* [What you have to do] Count, in the entries, the lines with "https". Answer with the number only.

┌─ Information provided

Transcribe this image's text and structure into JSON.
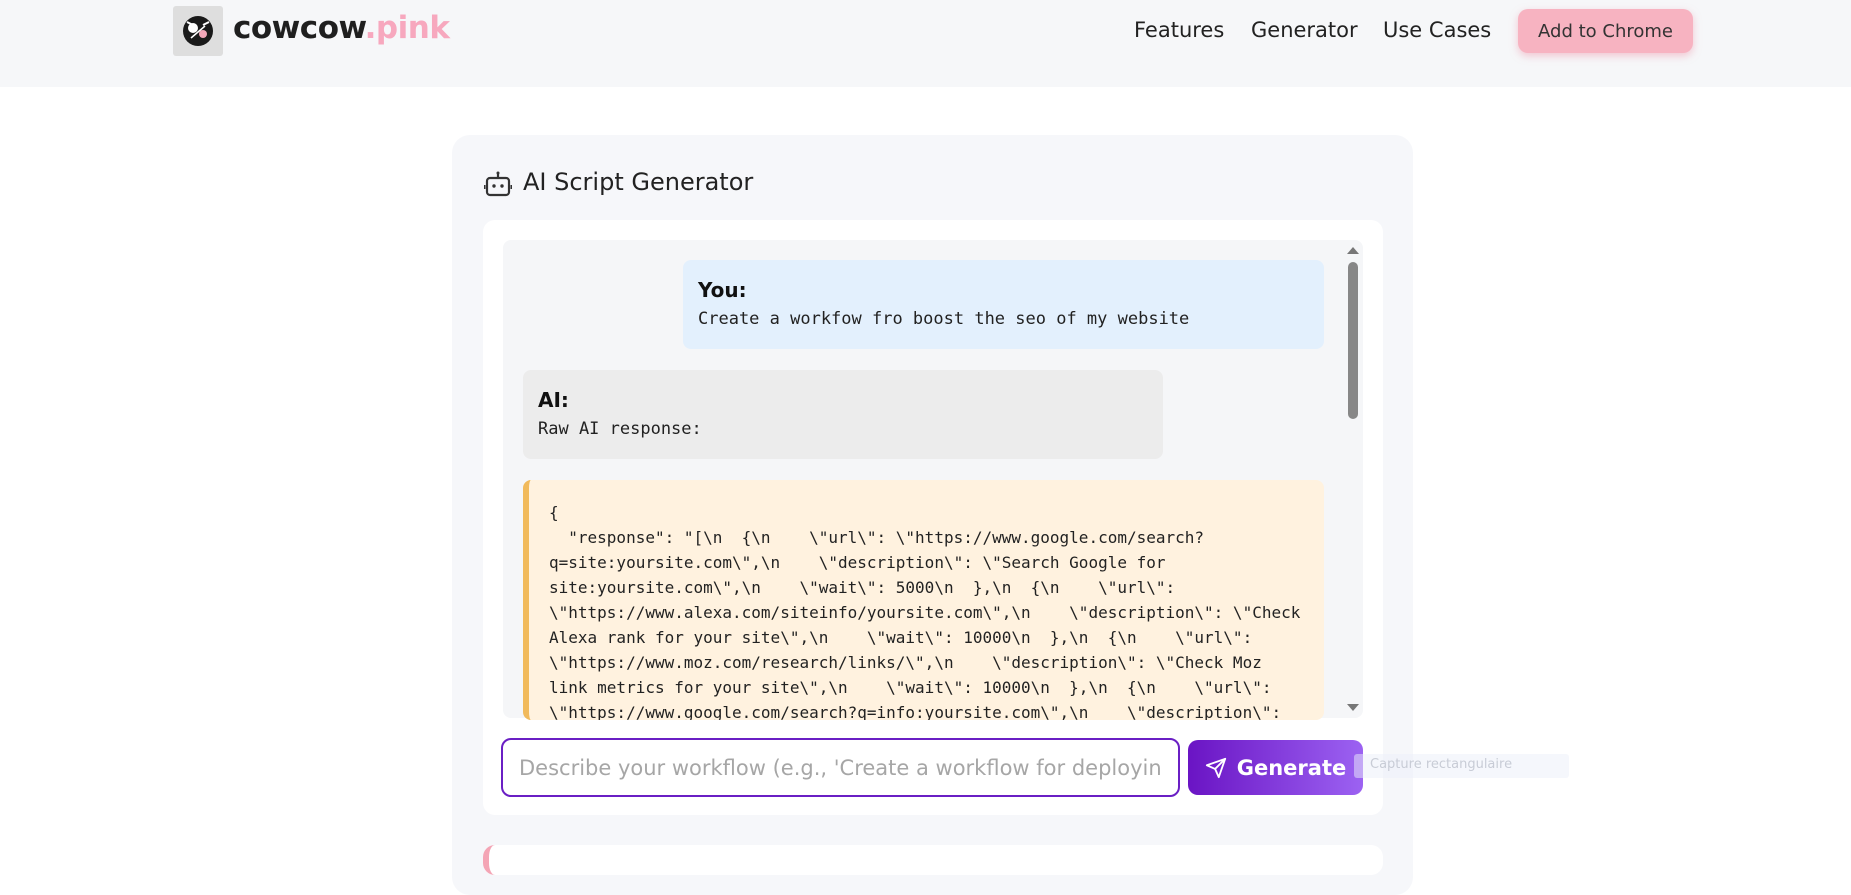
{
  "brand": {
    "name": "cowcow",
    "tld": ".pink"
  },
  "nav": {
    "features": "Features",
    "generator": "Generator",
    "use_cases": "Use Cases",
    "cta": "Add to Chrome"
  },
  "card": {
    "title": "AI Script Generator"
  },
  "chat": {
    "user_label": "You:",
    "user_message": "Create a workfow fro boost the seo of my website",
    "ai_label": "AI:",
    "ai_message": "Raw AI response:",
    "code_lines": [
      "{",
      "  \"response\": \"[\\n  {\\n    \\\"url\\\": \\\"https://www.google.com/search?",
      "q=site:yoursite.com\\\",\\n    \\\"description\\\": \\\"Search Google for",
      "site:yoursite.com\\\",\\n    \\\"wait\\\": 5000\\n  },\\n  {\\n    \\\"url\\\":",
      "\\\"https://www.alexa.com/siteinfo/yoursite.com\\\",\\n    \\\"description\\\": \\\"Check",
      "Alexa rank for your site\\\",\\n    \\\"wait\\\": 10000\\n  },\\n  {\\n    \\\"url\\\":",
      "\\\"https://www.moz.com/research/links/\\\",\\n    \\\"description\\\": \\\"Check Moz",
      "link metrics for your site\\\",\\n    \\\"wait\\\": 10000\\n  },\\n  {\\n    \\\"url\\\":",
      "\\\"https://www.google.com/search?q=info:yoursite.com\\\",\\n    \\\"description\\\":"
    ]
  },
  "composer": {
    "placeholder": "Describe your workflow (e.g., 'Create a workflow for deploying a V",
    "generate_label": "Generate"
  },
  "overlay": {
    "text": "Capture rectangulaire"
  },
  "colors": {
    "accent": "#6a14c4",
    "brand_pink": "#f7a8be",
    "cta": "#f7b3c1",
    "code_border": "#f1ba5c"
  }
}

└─

* [Worked solution] 4